- Dataset content -
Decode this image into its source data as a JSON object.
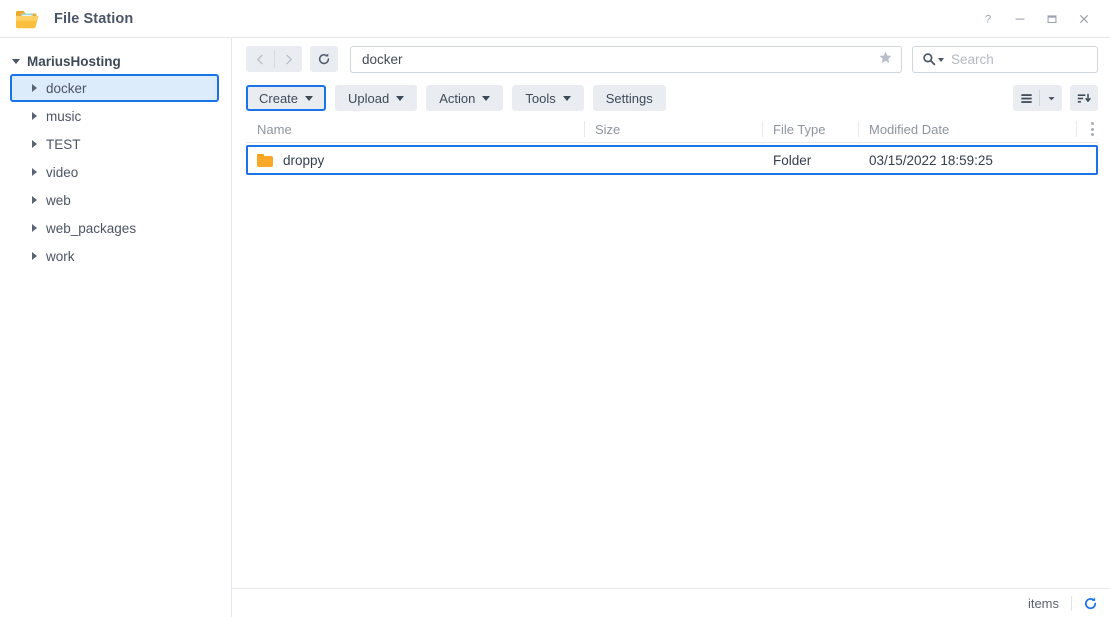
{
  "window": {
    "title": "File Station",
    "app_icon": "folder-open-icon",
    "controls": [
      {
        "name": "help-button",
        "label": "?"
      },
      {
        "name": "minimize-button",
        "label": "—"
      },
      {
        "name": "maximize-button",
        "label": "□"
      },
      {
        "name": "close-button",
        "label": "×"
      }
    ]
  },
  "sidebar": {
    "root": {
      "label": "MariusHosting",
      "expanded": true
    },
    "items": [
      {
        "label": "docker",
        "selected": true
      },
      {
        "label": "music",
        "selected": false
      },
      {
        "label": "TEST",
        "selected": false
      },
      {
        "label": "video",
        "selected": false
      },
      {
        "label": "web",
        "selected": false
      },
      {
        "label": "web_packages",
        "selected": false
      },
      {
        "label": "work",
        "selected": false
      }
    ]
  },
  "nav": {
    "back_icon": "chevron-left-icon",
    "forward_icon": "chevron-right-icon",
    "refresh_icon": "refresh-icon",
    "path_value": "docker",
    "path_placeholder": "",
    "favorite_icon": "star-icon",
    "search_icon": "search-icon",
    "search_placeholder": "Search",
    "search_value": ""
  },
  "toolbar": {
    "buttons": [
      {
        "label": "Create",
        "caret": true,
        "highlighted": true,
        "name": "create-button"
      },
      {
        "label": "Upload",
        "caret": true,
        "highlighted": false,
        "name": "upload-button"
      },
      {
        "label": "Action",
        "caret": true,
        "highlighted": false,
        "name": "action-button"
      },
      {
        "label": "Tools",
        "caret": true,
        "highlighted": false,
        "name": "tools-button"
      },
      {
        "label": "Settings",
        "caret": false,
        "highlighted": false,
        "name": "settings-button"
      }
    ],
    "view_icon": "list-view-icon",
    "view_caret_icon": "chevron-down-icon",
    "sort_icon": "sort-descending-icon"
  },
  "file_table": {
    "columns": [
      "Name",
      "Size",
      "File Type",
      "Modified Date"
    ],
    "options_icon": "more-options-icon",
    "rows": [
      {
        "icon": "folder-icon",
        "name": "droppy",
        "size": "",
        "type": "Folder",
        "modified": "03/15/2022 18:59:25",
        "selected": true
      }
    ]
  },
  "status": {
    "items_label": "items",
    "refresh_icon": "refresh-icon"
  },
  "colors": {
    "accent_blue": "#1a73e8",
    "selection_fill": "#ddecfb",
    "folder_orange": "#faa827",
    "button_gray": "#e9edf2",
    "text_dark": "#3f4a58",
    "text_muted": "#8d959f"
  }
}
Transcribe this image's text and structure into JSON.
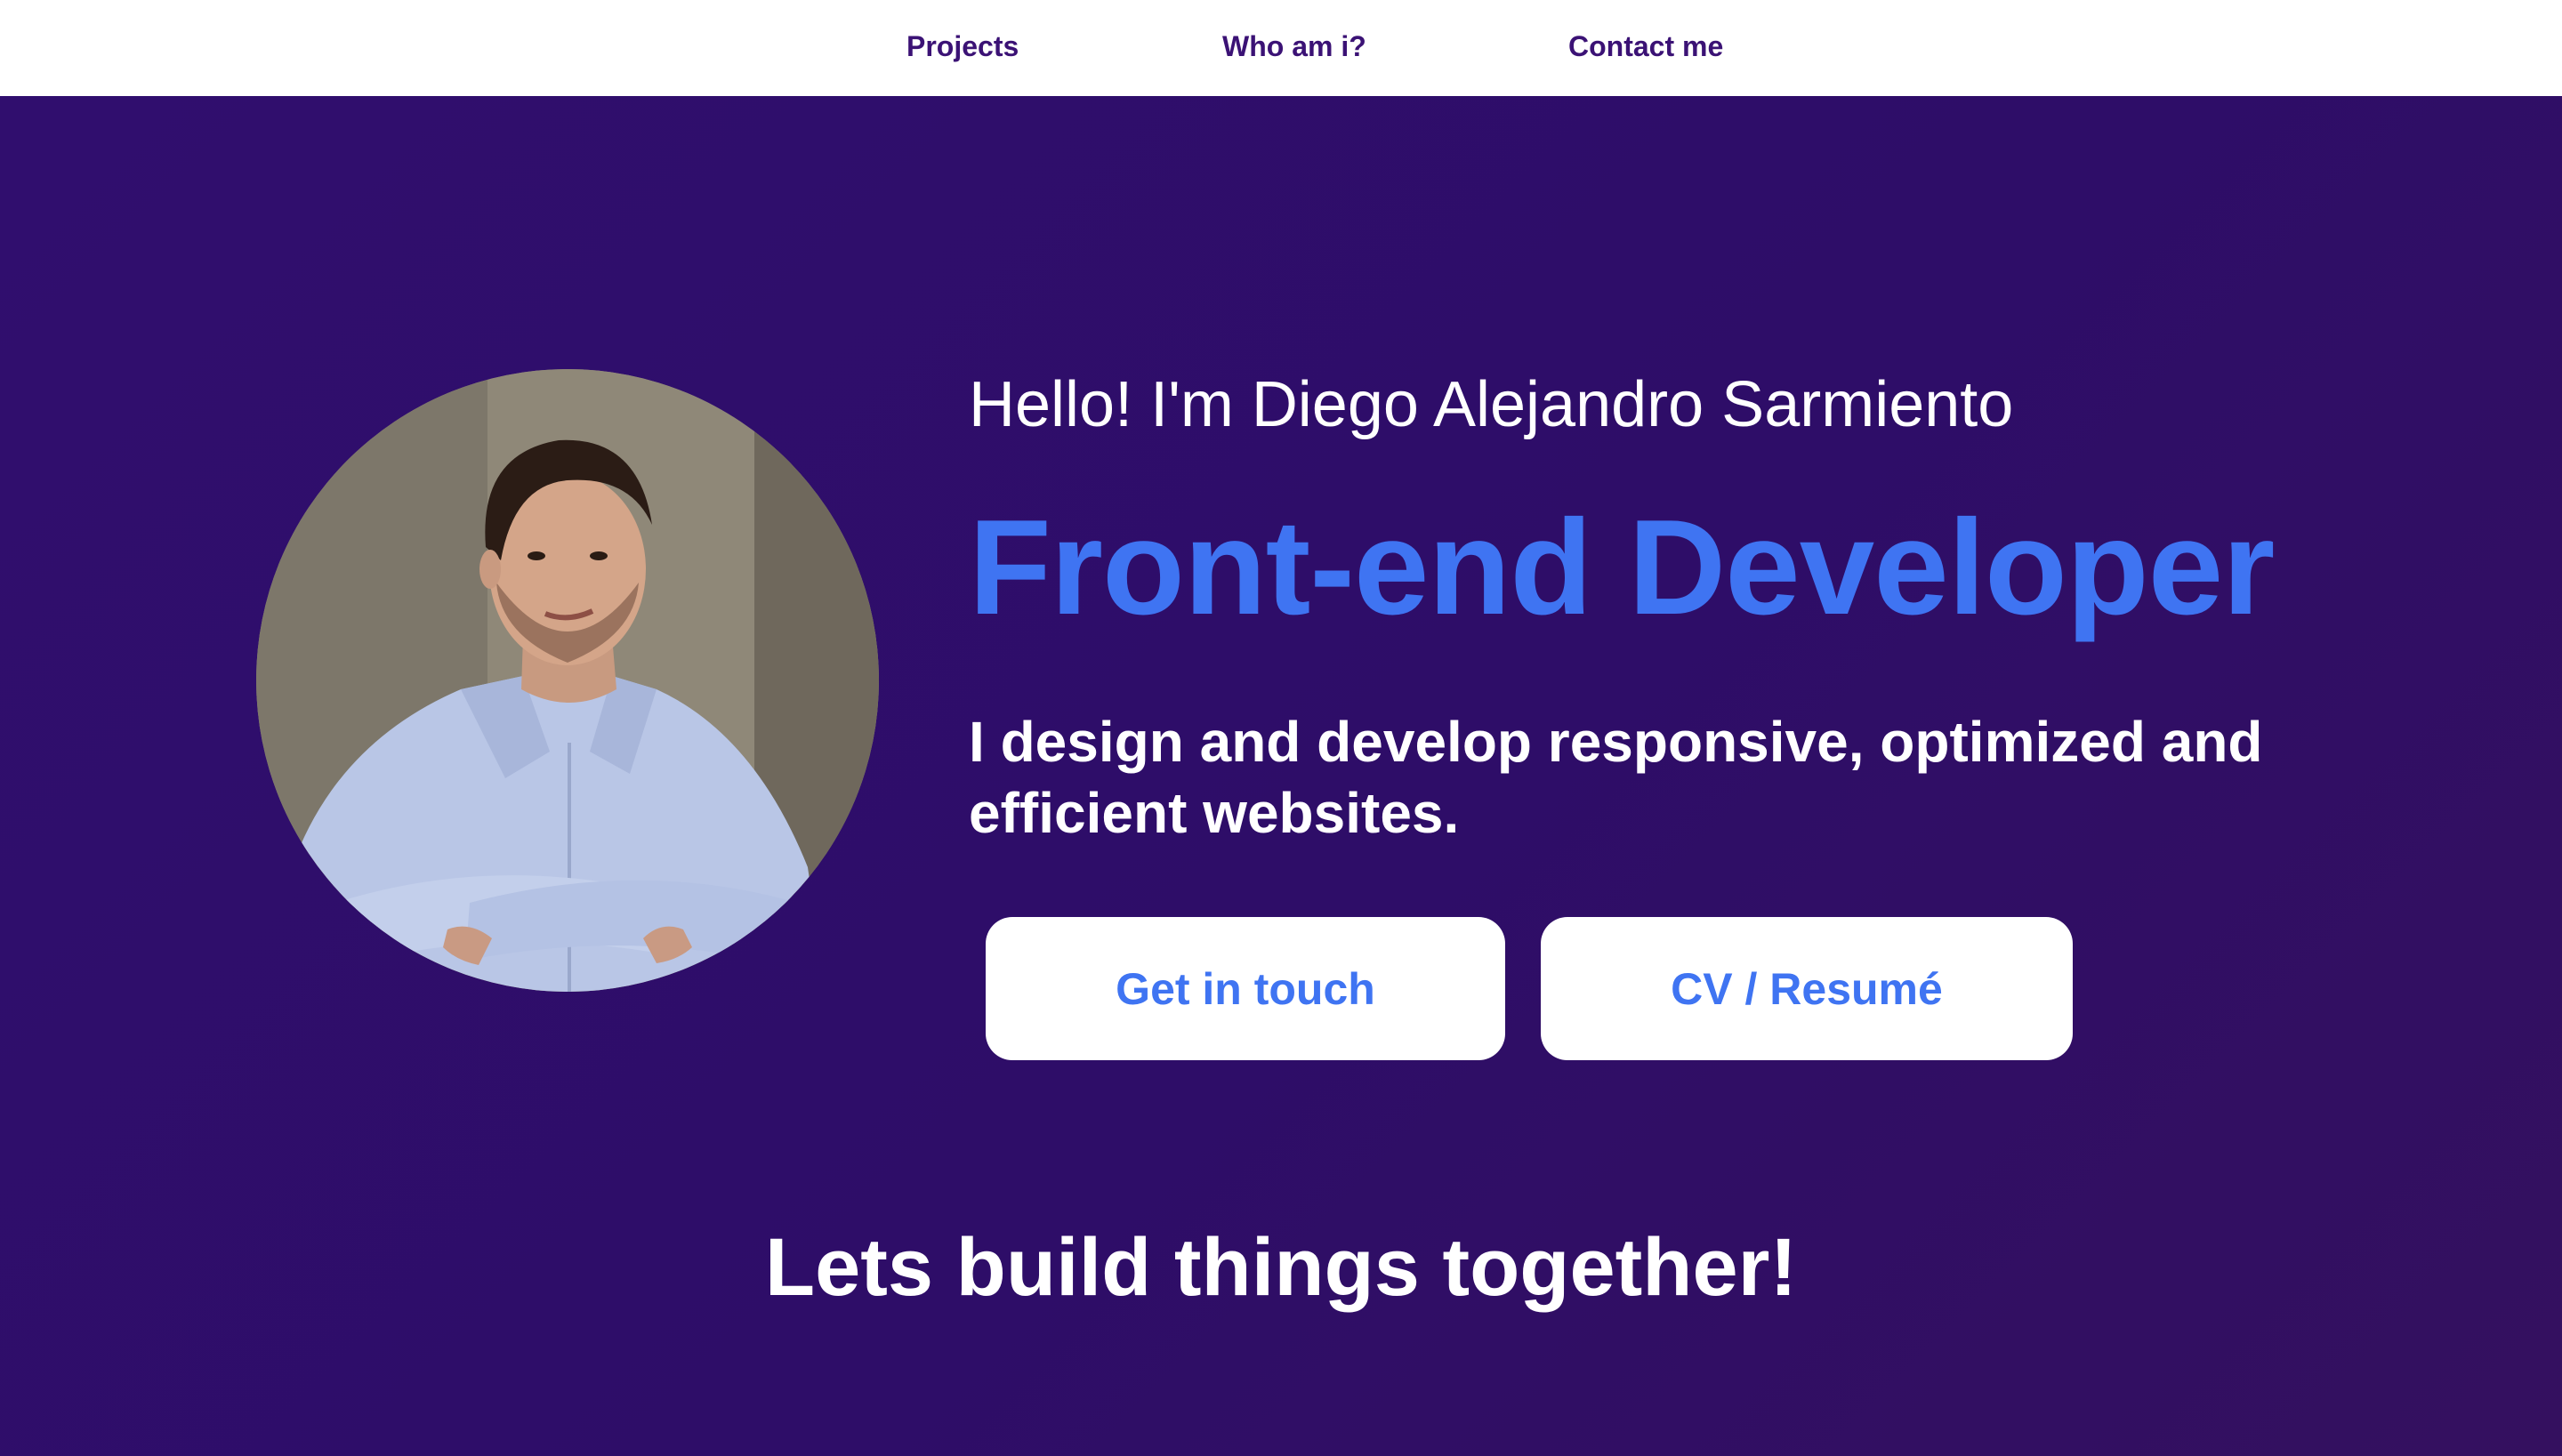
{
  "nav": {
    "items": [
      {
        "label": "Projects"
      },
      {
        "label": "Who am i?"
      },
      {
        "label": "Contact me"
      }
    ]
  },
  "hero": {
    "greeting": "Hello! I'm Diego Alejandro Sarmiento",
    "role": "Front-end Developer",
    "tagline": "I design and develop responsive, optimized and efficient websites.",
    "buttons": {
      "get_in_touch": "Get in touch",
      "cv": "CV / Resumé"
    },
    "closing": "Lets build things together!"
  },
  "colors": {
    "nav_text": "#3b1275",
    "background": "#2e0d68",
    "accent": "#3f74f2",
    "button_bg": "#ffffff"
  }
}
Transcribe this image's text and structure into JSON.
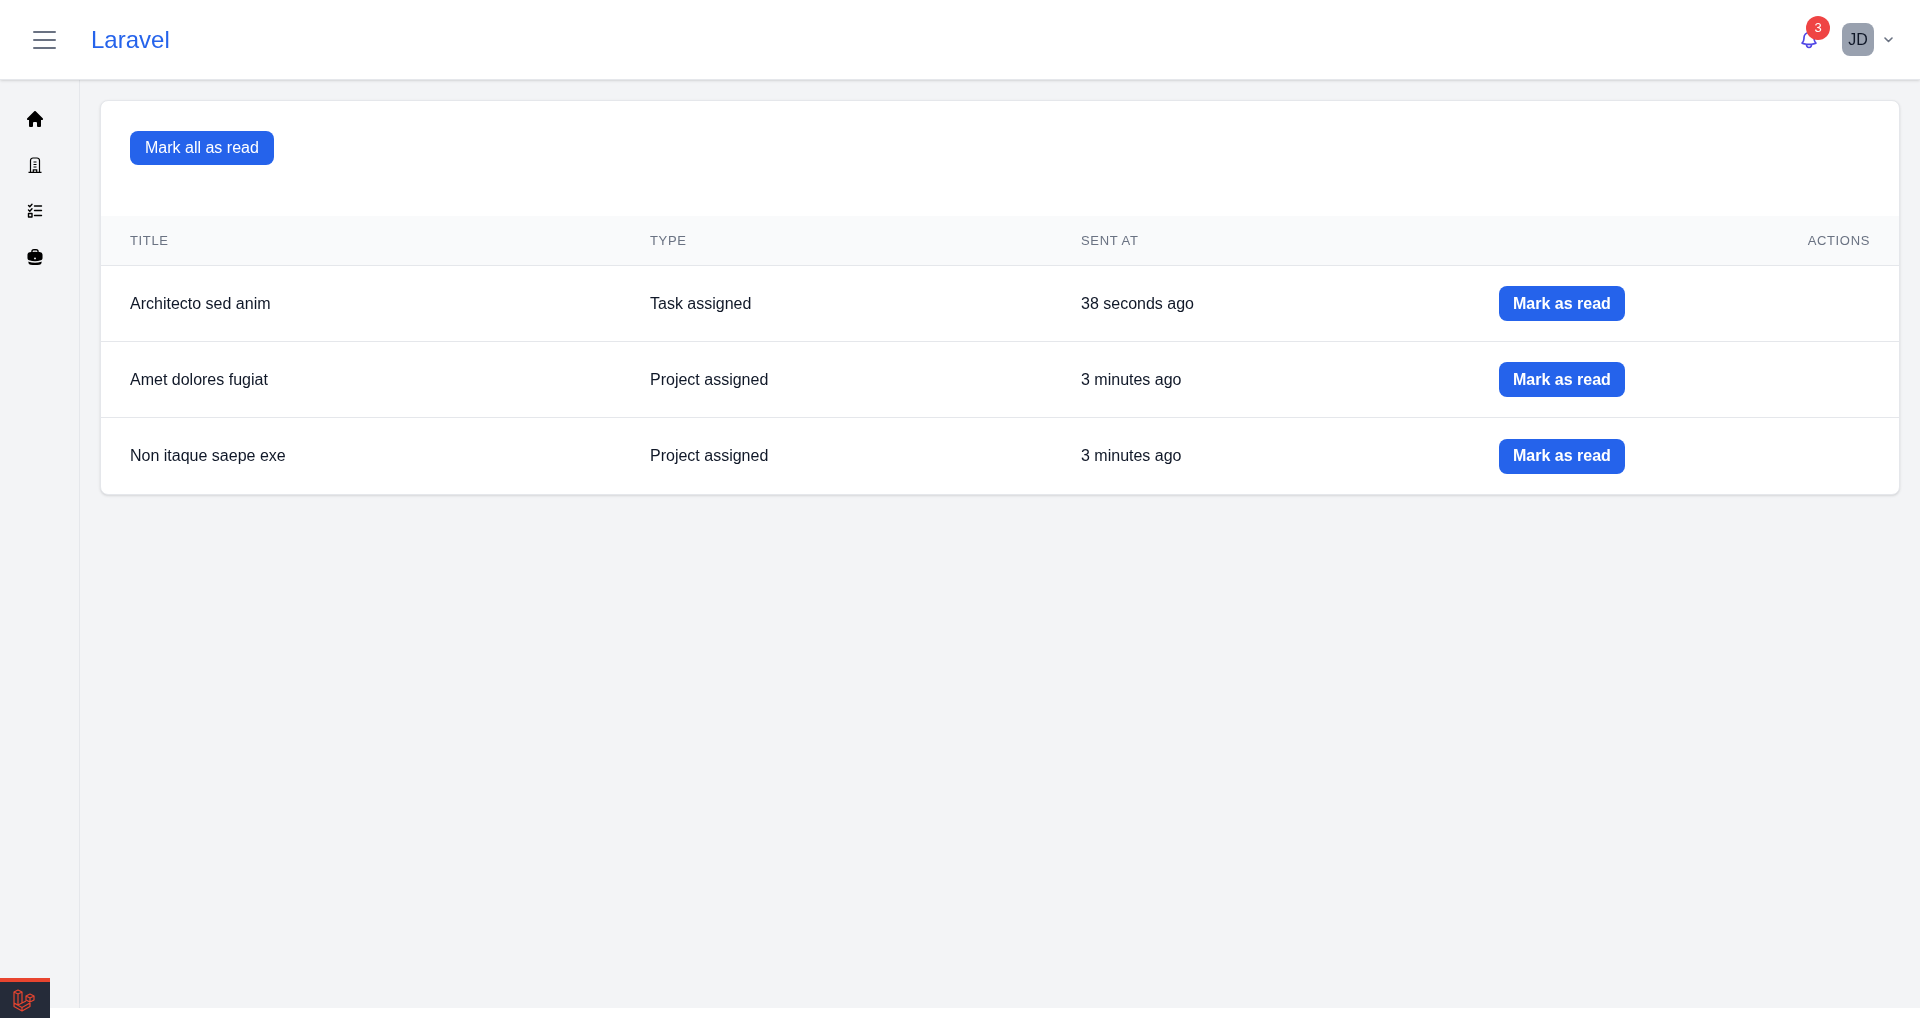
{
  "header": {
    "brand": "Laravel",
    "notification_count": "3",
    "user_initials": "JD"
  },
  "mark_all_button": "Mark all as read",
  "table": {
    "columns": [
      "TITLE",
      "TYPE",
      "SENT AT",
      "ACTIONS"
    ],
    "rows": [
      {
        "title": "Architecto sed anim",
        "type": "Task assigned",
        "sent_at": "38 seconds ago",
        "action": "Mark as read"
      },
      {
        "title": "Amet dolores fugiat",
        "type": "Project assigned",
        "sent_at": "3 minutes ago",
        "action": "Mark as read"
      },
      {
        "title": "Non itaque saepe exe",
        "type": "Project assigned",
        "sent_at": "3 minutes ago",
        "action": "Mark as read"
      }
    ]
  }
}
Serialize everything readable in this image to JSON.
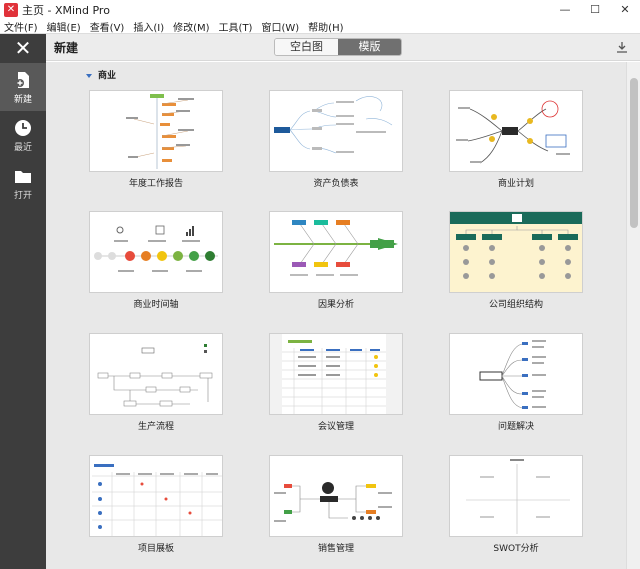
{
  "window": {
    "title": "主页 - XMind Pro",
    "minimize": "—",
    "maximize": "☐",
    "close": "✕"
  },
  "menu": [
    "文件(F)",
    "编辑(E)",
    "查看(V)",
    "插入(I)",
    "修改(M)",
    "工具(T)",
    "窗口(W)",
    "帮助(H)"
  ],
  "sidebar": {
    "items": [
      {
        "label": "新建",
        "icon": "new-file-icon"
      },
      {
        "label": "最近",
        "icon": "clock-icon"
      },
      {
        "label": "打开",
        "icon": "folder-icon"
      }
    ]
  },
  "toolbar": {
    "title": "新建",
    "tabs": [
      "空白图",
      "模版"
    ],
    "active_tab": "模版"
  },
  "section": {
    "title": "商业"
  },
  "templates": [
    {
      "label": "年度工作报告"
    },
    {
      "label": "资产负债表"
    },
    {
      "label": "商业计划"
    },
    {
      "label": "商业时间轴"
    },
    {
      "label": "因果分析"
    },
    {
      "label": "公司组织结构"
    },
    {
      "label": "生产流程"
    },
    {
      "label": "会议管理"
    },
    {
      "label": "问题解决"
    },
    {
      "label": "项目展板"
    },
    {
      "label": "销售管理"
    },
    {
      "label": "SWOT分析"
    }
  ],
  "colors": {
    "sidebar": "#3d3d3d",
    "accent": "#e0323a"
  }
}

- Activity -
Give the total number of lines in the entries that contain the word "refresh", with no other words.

- Final answer -
2